For the women’s master’s – the age group ace was Nicole Hunt.  As the overall winner, her 75:58 gun time was also clearly the top master’s time.  The top 5 in the 40+ division also included Jenny Newton of Missoula (3rd overall @ 72:35), Julie Gilchrist of Missoula (6th overall – 75:39), Kathy Peterson of Dillon (7th overall – 75:57) and Megan Regnerus of Bozeman in 82:48.

Nicole also “owned” the age-graded division.  Her adjusted time was 64:40, smashing the old record by 2 ½ minutes; and, again, bringing home a $75 record bonus.  Next on the list was ageless Debbie Magilke of Billings.  Setting the age graded record for the northbound course in 2011, she had a whopping 24 minute + age adjustment from 91:50 to 67:19.  Following Debbie in the age-graded results were Jenny Newton (69:35), Julie Gilchrist (70:46) and Kathy Peterson (71:38)

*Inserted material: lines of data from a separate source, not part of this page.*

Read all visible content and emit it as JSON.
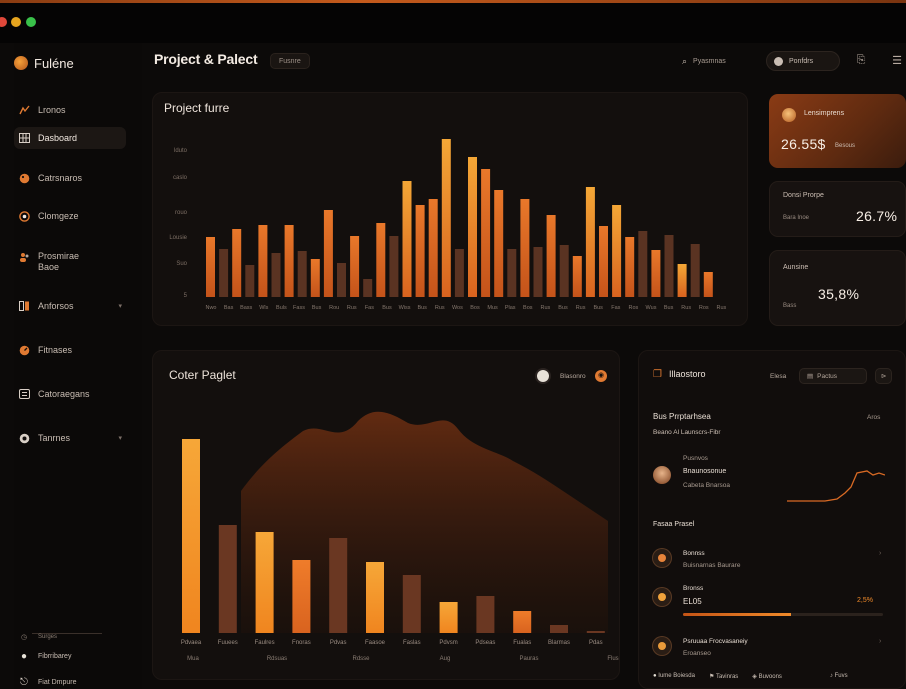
{
  "app": {
    "brand": "Fuléne"
  },
  "header": {
    "title": "Project & Palect",
    "chip": "Fusnre",
    "search_label": "Pyasmnas",
    "user_label": "Ponfdrs"
  },
  "sidebar": {
    "items": [
      {
        "label": "Lronos",
        "icon": "chart-icon"
      },
      {
        "label": "Dasboard",
        "icon": "grid-icon"
      },
      {
        "label": "Catrsnaros",
        "icon": "palette-icon"
      },
      {
        "label": "Clomgeze",
        "icon": "target-icon"
      },
      {
        "label": "Prosmirae Baoe",
        "icon": "people-icon"
      },
      {
        "label": "Anforsos",
        "icon": "columns-icon"
      },
      {
        "label": "Fitnases",
        "icon": "gauge-icon"
      },
      {
        "label": "Catoraegans",
        "icon": "list-icon"
      },
      {
        "label": "Tanrnes",
        "icon": "settings-icon"
      }
    ],
    "footer": [
      {
        "label": "Surges"
      },
      {
        "label": "Fibrribarey"
      },
      {
        "label": "Fiat Dmpure"
      }
    ]
  },
  "top_chart": {
    "title": "Project furre",
    "y_ticks": [
      "lduto",
      "caslo",
      "rouo",
      "Lousie",
      "Suo",
      "5"
    ],
    "x_ticks": [
      "Nwo",
      "Bas",
      "Bass",
      "Wls",
      "Buls",
      "Fass",
      "Bus",
      "Rou",
      "Rus",
      "Fas",
      "Bus",
      "Wiss",
      "Bus",
      "Rus",
      "Wos",
      "Bos",
      "Mus",
      "Plas",
      "Bos",
      "Rus",
      "Bus",
      "Rus",
      "Bus",
      "Fas",
      "Ros",
      "Wus",
      "Bus",
      "Rus",
      "Ros",
      "Rus"
    ],
    "colors": {
      "bright": "#f4a736",
      "mid": "#e9782a",
      "dark": "#5a3322"
    }
  },
  "stats": [
    {
      "label": "Lensimprens",
      "value": "26.55$",
      "sub": "Besous"
    },
    {
      "label": "Donsi Prorpe",
      "value": "26.7%",
      "sub": "Bara Inoe"
    },
    {
      "label": "Aunsine",
      "value": "35,8%",
      "sub": "Bass"
    }
  ],
  "bottom_chart": {
    "title": "Coter Paglet",
    "button": "Blasonro",
    "x_ticks": [
      "Pdvaea",
      "Fuuees",
      "Faulres",
      "Fnoras",
      "Pdvas",
      "Faasoe",
      "Faslas",
      "Pdvsm",
      "Pdseas",
      "Fualas",
      "Blarmas",
      "Pdas"
    ],
    "x_ticks2": [
      "Mua",
      "Rdsuas",
      "Rdsse",
      "Aug",
      "Pauras",
      "Flus"
    ]
  },
  "right_panel": {
    "title": "Illaostoro",
    "btn1": "Elesa",
    "btn2": "Pactus",
    "section1_title": "Bus Prrptarhsea",
    "section1_more": "Aros",
    "section1_sub": "Beano  Al  Launscrs-Fibr",
    "item1_small": "Pusnvos",
    "item1_title": "Bnaunosonue",
    "item1_sub": "Cabeta  Bnarsoa",
    "section2_title": "Fasaa Prasel",
    "list": [
      {
        "title": "Bonnss",
        "sub": "Buisnarnas  Baurare",
        "value": "",
        "progress": 0
      },
      {
        "title": "Bronss",
        "sub": "EL05",
        "value": "2,5%",
        "progress": 0.54
      },
      {
        "title": "Psruuaa Frocvasaneiy",
        "sub": "Eroanseo",
        "value": "",
        "progress": 0
      }
    ],
    "footer": [
      "Iume Boiesda",
      "Tavinras",
      "Buvoons",
      "Fuvs"
    ]
  }
}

The men’s master’s race was just as cut and dried, with Ray Hunt’s 5th overall place giving him a clear (3:23) win over Steve Bruner’s (Bozeman) 63:15.  3rd and 4th masters went to a couple of 50+ runners in Marvin “Mad Dog” Speece of Butte (67:29) and Kirk Keller of Three Forks in 67:59.  Clint May of Bozeman garnered 5th place honors with his fine run of 68:12.

On the age graded front, Ray kept the top slot there as well.  His adjusted time of 54:20 didn’t quite hit his 53:48 record of 2010 (where he literally ran himself sick).  But, it was good enough to pull in the $75 prize money for the sub-56:00 age graded premium.  The rest of the top 5 age graded looked a lot like the overall 40+ results.  Keller was #2 with his 58:16 adjusted time – followed by Speece at 58:19, Bruner at 59:32; and, Phillipsburg’s Kyle Klickir at 59:48.

 As I’ve noted previously – the great course, fantastic organization and superb competition will continue to make this a must-do event on the Montana race calendar.

As for the Buzzard himself – it was a nice run.  My fitness levels right now didn’t make it realistic for me to race.  So, I enjoyed the course and had a good trail run.  Plus, I got the opportunity to touch base with all kinds of friends (old and new) and acquaintances.  Add in a pint of good post race beer and some warm sunny weather – what more could an old bird ask for?

A full complement of race results (cumulative, male, female, age group, age graded, etc.) can be found at  A good selection of race comments (and photos coming soon??) can be found on the Wulfman’s CDT 14K Trail Race Facebook page.  Make sure to check them out.

See you on the roads, tracks and trails

The Muddy Buzzard